*** Block opens ***
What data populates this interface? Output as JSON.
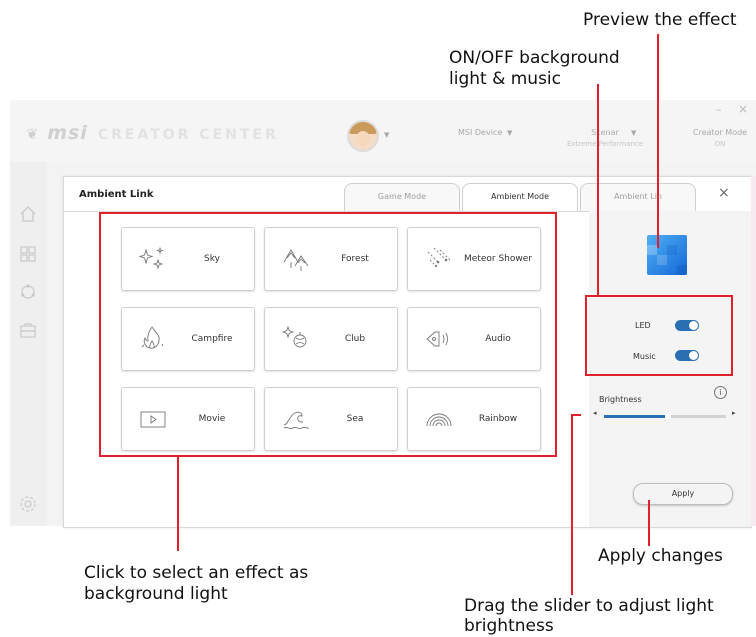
{
  "callouts": {
    "preview": "Preview the effect",
    "onoff_line1": "ON/OFF background",
    "onoff_line2": "light & music",
    "select_line1": "Click to select an effect as",
    "select_line2": "background light",
    "apply": "Apply changes",
    "slider_line1": "Drag the slider to adjust light",
    "slider_line2": "brightness"
  },
  "app": {
    "brand": "msi",
    "brand_suffix": "CREATOR CENTER",
    "window_controls": {
      "minimize": "–",
      "close": "×"
    },
    "topbar": {
      "device_label": "MSI Device",
      "scenario_label": "Scenar",
      "scenario_value": "Extreme Performance",
      "creator_label": "Creator Mode",
      "creator_value": "ON"
    },
    "sidebar_icons": [
      "home-icon",
      "apps-icon",
      "network-icon",
      "toolbox-icon",
      "settings-icon"
    ]
  },
  "panel": {
    "title": "Ambient Link",
    "tabs": [
      {
        "label": "Game Mode",
        "active": false
      },
      {
        "label": "Ambient Mode",
        "active": true
      },
      {
        "label": "Ambient Lin",
        "active": false
      }
    ],
    "close": "×",
    "effects": [
      {
        "label": "Sky",
        "icon": "sky-sparkle-icon"
      },
      {
        "label": "Forest",
        "icon": "forest-icon"
      },
      {
        "label": "Meteor Shower",
        "icon": "meteor-icon"
      },
      {
        "label": "Campfire",
        "icon": "campfire-icon"
      },
      {
        "label": "Club",
        "icon": "club-icon"
      },
      {
        "label": "Audio",
        "icon": "audio-icon"
      },
      {
        "label": "Movie",
        "icon": "movie-icon"
      },
      {
        "label": "Sea",
        "icon": "sea-wave-icon"
      },
      {
        "label": "Rainbow",
        "icon": "rainbow-icon"
      }
    ],
    "right": {
      "led_label": "LED",
      "led_on": true,
      "music_label": "Music",
      "music_on": true,
      "brightness_label": "Brightness",
      "info_icon": "i",
      "brightness_level": 0.5,
      "apply_label": "Apply",
      "preview_color": "#1e88e5"
    }
  },
  "colors": {
    "callout_red": "#e0202a",
    "toggle_blue": "#2a6fb3",
    "slider_blue": "#2a6fb3"
  }
}
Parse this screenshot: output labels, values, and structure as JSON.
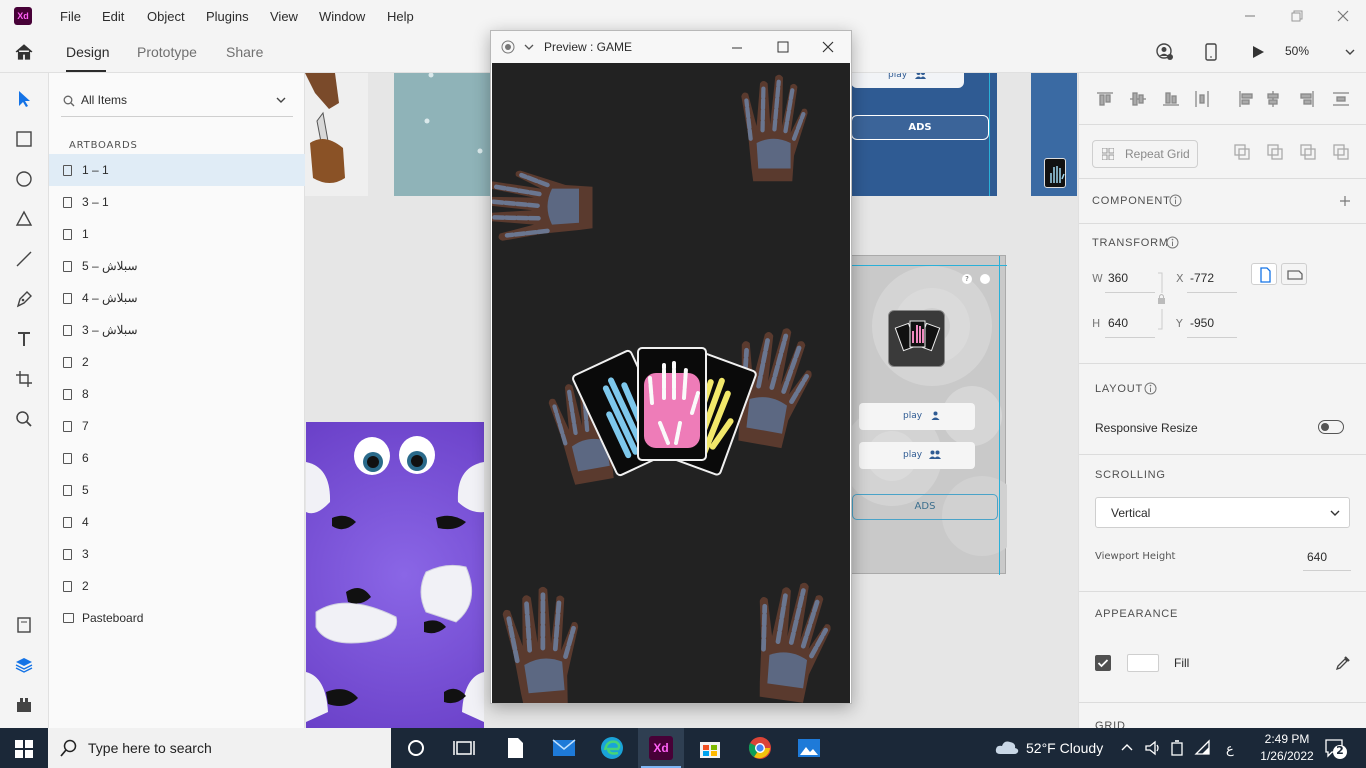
{
  "app": {
    "logo": "Xd"
  },
  "menu": [
    "File",
    "Edit",
    "Object",
    "Plugins",
    "View",
    "Window",
    "Help"
  ],
  "modes": {
    "design": "Design",
    "prototype": "Prototype",
    "share": "Share"
  },
  "toolbar": {
    "zoom": "50%"
  },
  "layers": {
    "search_value": "All Items",
    "section": "ARTBOARDS",
    "items": [
      "1 – 1",
      "3 – 1",
      "1",
      "سبلاش – 5",
      "سبلاش – 4",
      "سبلاش – 3",
      "2",
      "8",
      "7",
      "6",
      "5",
      "4",
      "3",
      "2",
      "Pasteboard"
    ]
  },
  "canvas": {
    "top_button_play": "play",
    "top_button_ads": "ADS",
    "right_artboard": {
      "play_single": "play",
      "play_multi": "play",
      "ads": "ADS"
    }
  },
  "preview": {
    "title": "Preview : GAME"
  },
  "props": {
    "repeat_grid": "Repeat Grid",
    "component_title": "COMPONENT",
    "transform_title": "TRANSFORM",
    "w_label": "W",
    "w_value": "360",
    "h_label": "H",
    "h_value": "640",
    "x_label": "X",
    "x_value": "-772",
    "y_label": "Y",
    "y_value": "-950",
    "layout_title": "LAYOUT",
    "responsive_resize": "Responsive Resize",
    "scrolling_title": "SCROLLING",
    "scrolling_value": "Vertical",
    "viewport_label": "Viewport Height",
    "viewport_value": "640",
    "appearance_title": "APPEARANCE",
    "fill_label": "Fill",
    "grid_title": "GRID"
  },
  "taskbar": {
    "search_placeholder": "Type here to search",
    "weather": "52°F  Cloudy",
    "time": "2:49 PM",
    "date": "1/26/2022",
    "lang": "ع",
    "notification_count": "2"
  },
  "colors": {
    "accent": "#1473e6",
    "xd_brand": "#470137",
    "xd_pink": "#ff61f6",
    "preview_bg": "#222222",
    "purple_artboard": "#7b55d6",
    "blue_artboard": "#2f5b93"
  }
}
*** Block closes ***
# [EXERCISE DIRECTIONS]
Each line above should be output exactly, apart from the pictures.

# [RESPONSE BOX]
What data populates this interface? Output as JSON.
{
  "callouts": {
    "preview": "Preview the effect",
    "onoff_line1": "ON/OFF background",
    "onoff_line2": "light & music",
    "select_line1": "Click to select an effect as",
    "select_line2": "background light",
    "apply": "Apply changes",
    "slider_line1": "Drag the slider to adjust light",
    "slider_line2": "brightness"
  },
  "app": {
    "brand": "msi",
    "brand_suffix": "CREATOR CENTER",
    "window_controls": {
      "minimize": "–",
      "close": "×"
    },
    "topbar": {
      "device_label": "MSI Device",
      "scenario_label": "Scenar",
      "scenario_value": "Extreme Performance",
      "creator_label": "Creator Mode",
      "creator_value": "ON"
    },
    "sidebar_icons": [
      "home-icon",
      "apps-icon",
      "network-icon",
      "toolbox-icon",
      "settings-icon"
    ]
  },
  "panel": {
    "title": "Ambient Link",
    "tabs": [
      {
        "label": "Game Mode",
        "active": false
      },
      {
        "label": "Ambient Mode",
        "active": true
      },
      {
        "label": "Ambient Lin",
        "active": false
      }
    ],
    "close": "×",
    "effects": [
      {
        "label": "Sky",
        "icon": "sky-sparkle-icon"
      },
      {
        "label": "Forest",
        "icon": "forest-icon"
      },
      {
        "label": "Meteor Shower",
        "icon": "meteor-icon"
      },
      {
        "label": "Campfire",
        "icon": "campfire-icon"
      },
      {
        "label": "Club",
        "icon": "club-icon"
      },
      {
        "label": "Audio",
        "icon": "audio-icon"
      },
      {
        "label": "Movie",
        "icon": "movie-icon"
      },
      {
        "label": "Sea",
        "icon": "sea-wave-icon"
      },
      {
        "label": "Rainbow",
        "icon": "rainbow-icon"
      }
    ],
    "right": {
      "led_label": "LED",
      "led_on": true,
      "music_label": "Music",
      "music_on": true,
      "brightness_label": "Brightness",
      "info_icon": "i",
      "brightness_level": 0.5,
      "apply_label": "Apply",
      "preview_color": "#1e88e5"
    }
  },
  "colors": {
    "callout_red": "#e0202a",
    "toggle_blue": "#2a6fb3",
    "slider_blue": "#2a6fb3"
  }
}
Parse this screenshot: output labels, values, and structure as JSON.
{
  "app": {
    "logo": "Xd"
  },
  "menu": [
    "File",
    "Edit",
    "Object",
    "Plugins",
    "View",
    "Window",
    "Help"
  ],
  "modes": {
    "design": "Design",
    "prototype": "Prototype",
    "share": "Share"
  },
  "toolbar": {
    "zoom": "50%"
  },
  "layers": {
    "search_value": "All Items",
    "section": "ARTBOARDS",
    "items": [
      "1 – 1",
      "3 – 1",
      "1",
      "سبلاش – 5",
      "سبلاش – 4",
      "سبلاش – 3",
      "2",
      "8",
      "7",
      "6",
      "5",
      "4",
      "3",
      "2",
      "Pasteboard"
    ]
  },
  "canvas": {
    "top_button_play": "play",
    "top_button_ads": "ADS",
    "right_artboard": {
      "play_single": "play",
      "play_multi": "play",
      "ads": "ADS"
    }
  },
  "preview": {
    "title": "Preview : GAME"
  },
  "props": {
    "repeat_grid": "Repeat Grid",
    "component_title": "COMPONENT",
    "transform_title": "TRANSFORM",
    "w_label": "W",
    "w_value": "360",
    "h_label": "H",
    "h_value": "640",
    "x_label": "X",
    "x_value": "-772",
    "y_label": "Y",
    "y_value": "-950",
    "layout_title": "LAYOUT",
    "responsive_resize": "Responsive Resize",
    "scrolling_title": "SCROLLING",
    "scrolling_value": "Vertical",
    "viewport_label": "Viewport Height",
    "viewport_value": "640",
    "appearance_title": "APPEARANCE",
    "fill_label": "Fill",
    "grid_title": "GRID"
  },
  "taskbar": {
    "search_placeholder": "Type here to search",
    "weather": "52°F  Cloudy",
    "time": "2:49 PM",
    "date": "1/26/2022",
    "lang": "ع",
    "notification_count": "2"
  },
  "colors": {
    "accent": "#1473e6",
    "xd_brand": "#470137",
    "xd_pink": "#ff61f6",
    "preview_bg": "#222222",
    "purple_artboard": "#7b55d6",
    "blue_artboard": "#2f5b93"
  }
}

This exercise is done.